Maria Montero opens the photo gallery on her phone and proudly shows off images of her delectable creations. The pictures evoke knowing grins and murmurs of approval from her attentive audience.
Montero is a success story.
She is one the scores of graduates of the Work Preparation Training program offered by Lazarus House Ministries. The Lawrence-based social services agency provides multiple options to help families and individuals find a path out of poverty and homelessness. Participants can sign up for ESOL, pre-employment skills or culinary training. Another option is the Spark*L.E. program that provides training for residential, office and industrial cleaning.
Montero enrolled in the food training course four years ago. At its completion, she took a paid internship at a local preschool. After completion, she was offered a job in the kitchen at a nursing home. From there she started Dulces Marion, a Dominican dessert business she operates out of her Whitman Street home. “The program will change your life,” Montero says while sitting in a conference room at Lazarus House with two proud daughters who help with the business.
Montero’s story and others are rewarding and encouraging, but should not be surprising, say the staff at Lazarus House. “The key is to somehow remind them of how valuable they are,” says former executive director Bridget Shaheen. Shaheen, who retired in June after 36 years at the Lazarus House, says she was blessed by the opportunity to know people they serve.
Staff at Lazarus House repeatedly sees the dedication of the students who enroll in the work preparation training programs. They form bonds, study together, give each other rides and offer support.
One student, education specialist Kae LeFebre recalls, worked as a dishwasher in a restaurant before enrolling in the program and learning English and additional job skills. After graduation, he rose in the ranks from prep cook to executive chef. Another perfected her cake decorating skills and saved enough money to open Delish Bakery and Cafe on South Broadway. A few months after it opened and just as the shop was beginning to flourish, Delish was forced to close as a result of the September 2018 gas explosion disaster. It has since reopened and is now welcoming program interns from Lazarus House.
In the culinary classes, students spend three mornings a week in the classroom and two in the pantry. At the end of the intensive class schedule, participants are ready to take the national ServSafe Manager Certification exam administered by the National Restaurant Association. After completing 200 hours of training, they are placed in a 10-week paid internship.
Many Merrimack Valley chefs have donated time to teach or have hosted interns since the program began over a decade ago. Restaurateur and developer Joe Faro of Tuscan Kitchen fame donated the equipment in the kitchen.

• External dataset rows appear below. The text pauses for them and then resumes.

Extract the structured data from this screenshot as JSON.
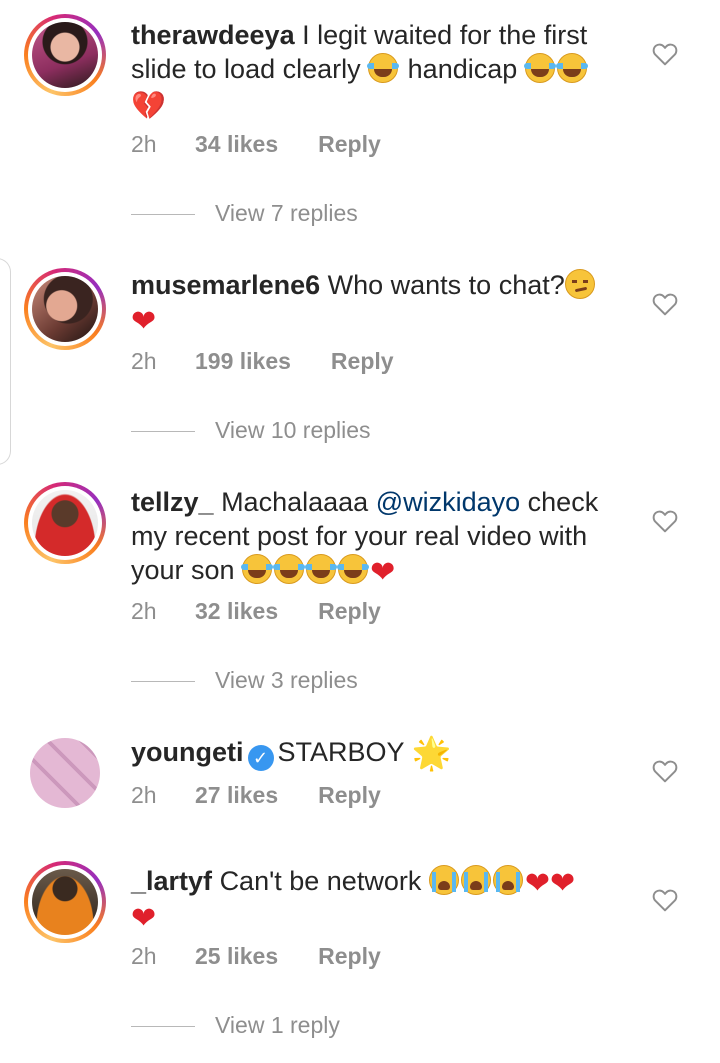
{
  "comments": [
    {
      "username": "therawdeeya",
      "text_1": "I legit waited for the first slide to load clearly",
      "text_2": "handicap",
      "time": "2h",
      "likes": "34 likes",
      "reply_label": "Reply",
      "view_replies": "View 7 replies",
      "avatar_colors": [
        "#b84d7a",
        "#2b1a1a"
      ]
    },
    {
      "username": "musemarlene6",
      "text_1": "Who wants to chat?",
      "time": "2h",
      "likes": "199 likes",
      "reply_label": "Reply",
      "view_replies": "View 10 replies",
      "avatar_colors": [
        "#c98a7a",
        "#3a2420"
      ]
    },
    {
      "username": "tellzy_",
      "text_1": "Machalaaaa",
      "mention": "@wizkidayo",
      "text_2": "check my recent post for your real video with your son",
      "time": "2h",
      "likes": "32 likes",
      "reply_label": "Reply",
      "view_replies": "View 3 replies",
      "avatar_colors": [
        "#d42a2a",
        "#5a3a2a"
      ]
    },
    {
      "username": "youngeti",
      "text_1": "STARBOY",
      "time": "2h",
      "likes": "27 likes",
      "reply_label": "Reply",
      "avatar_colors": [
        "#d8a8c8",
        "#6a4a5a"
      ]
    },
    {
      "username": "_lartyf",
      "text_1": "Can't be network",
      "time": "2h",
      "likes": "25 likes",
      "reply_label": "Reply",
      "view_replies": "View 1 reply",
      "avatar_colors": [
        "#e8821e",
        "#3a2a20"
      ]
    }
  ],
  "icons": {
    "like": "heart-outline-icon",
    "verified": "verified-badge-icon",
    "accent_mention": "#00376b",
    "heart_red": "#e0202b"
  }
}
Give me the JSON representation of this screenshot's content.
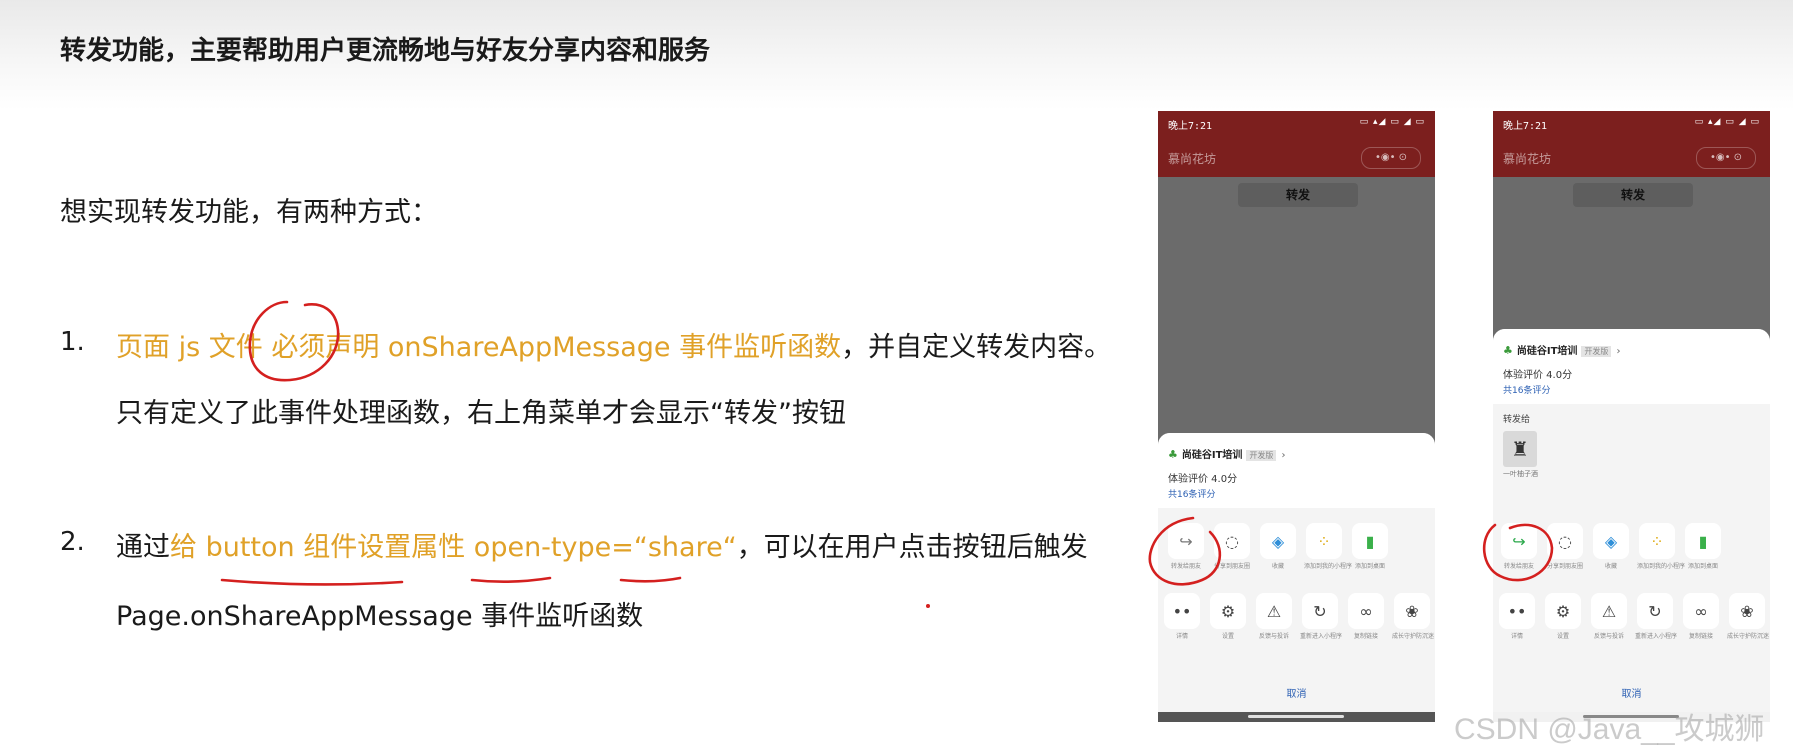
{
  "heading": "转发功能，主要帮助用户更流畅地与好友分享内容和服务",
  "intro": "想实现转发功能，有两种方式：",
  "items": [
    {
      "number": "1.",
      "line1_highlight": "页面 js 文件 必须声明 onShareAppMessage 事件监听函数",
      "line1_rest": "，并自定义转发内容。",
      "line2": "只有定义了此事件处理函数，右上角菜单才会显示“转发”按钮"
    },
    {
      "number": "2.",
      "line1_prefix": "通过",
      "line1_highlight": "给 button 组件设置属性 open-type=“share“",
      "line1_rest": "，可以在用户点击按钮后触发",
      "line2": "Page.onShareAppMessage 事件监听函数"
    }
  ],
  "phone": {
    "time": "晚上7:21",
    "system_icons": "▭ ▴◢ ▭ ◢ ▭",
    "page_title": "慕尚花坊",
    "capsule": "•◉•  ⊙",
    "page_button": "转发",
    "app_name": "尚硅谷IT培训",
    "app_tag": "开发版",
    "rating": "体验评价 4.0分",
    "reviews": "共16条评分",
    "forward_to": "转发给",
    "contact_name": "一叶柚子酒",
    "row1": [
      {
        "icon": "share-arrow-icon",
        "glyph": "↪",
        "label": "转发给朋友"
      },
      {
        "icon": "loading-icon",
        "glyph": "◌",
        "label": "分享到朋友圈"
      },
      {
        "icon": "cube-icon",
        "glyph": "◈",
        "label": "收藏"
      },
      {
        "icon": "grid-icon",
        "glyph": "⁘",
        "label": "添加到我的小程序"
      },
      {
        "icon": "desktop-icon",
        "glyph": "▮",
        "label": "添加到桌面"
      }
    ],
    "row2": [
      {
        "icon": "more-icon",
        "glyph": "••",
        "label": "详情"
      },
      {
        "icon": "gear-icon",
        "glyph": "⚙",
        "label": "设置"
      },
      {
        "icon": "warning-icon",
        "glyph": "⚠",
        "label": "反馈与投诉"
      },
      {
        "icon": "reload-icon",
        "glyph": "↻",
        "label": "重新进入小程序"
      },
      {
        "icon": "link-icon",
        "glyph": "∞",
        "label": "复制链接"
      },
      {
        "icon": "sprout-icon",
        "glyph": "❀",
        "label": "成长守护防沉迷"
      }
    ],
    "cancel": "取消"
  },
  "watermark": "CSDN @Java__攻城狮",
  "colors": {
    "highlight": "#e0a128",
    "annotation_red": "#d4201f",
    "header_red": "#7c1f1e"
  }
}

In the SPARK*L.E. program (the L.E. stands for Lazarus Employment), students gain the skills to clean commercially and residentially. More importantly, they gain job experience, says Linda Vincent, the education and work preparation coordinator. The program began 25 years ago as a way for students to practice English and receive job readiness training.
“It gives them a step up,” Vincent says. Graduates will go on to work as cleaners in warehouses, as home health aides or personal care assistants, or in a variety of other fields. “They are such an inspiration to me,” Vincent says.
If you are interested in volunteering for the culinary program, employing an intern or hiring workforce-ready individuals for permanent employment, contact Linda Vincent at (978) 269-5207 or email@example.com.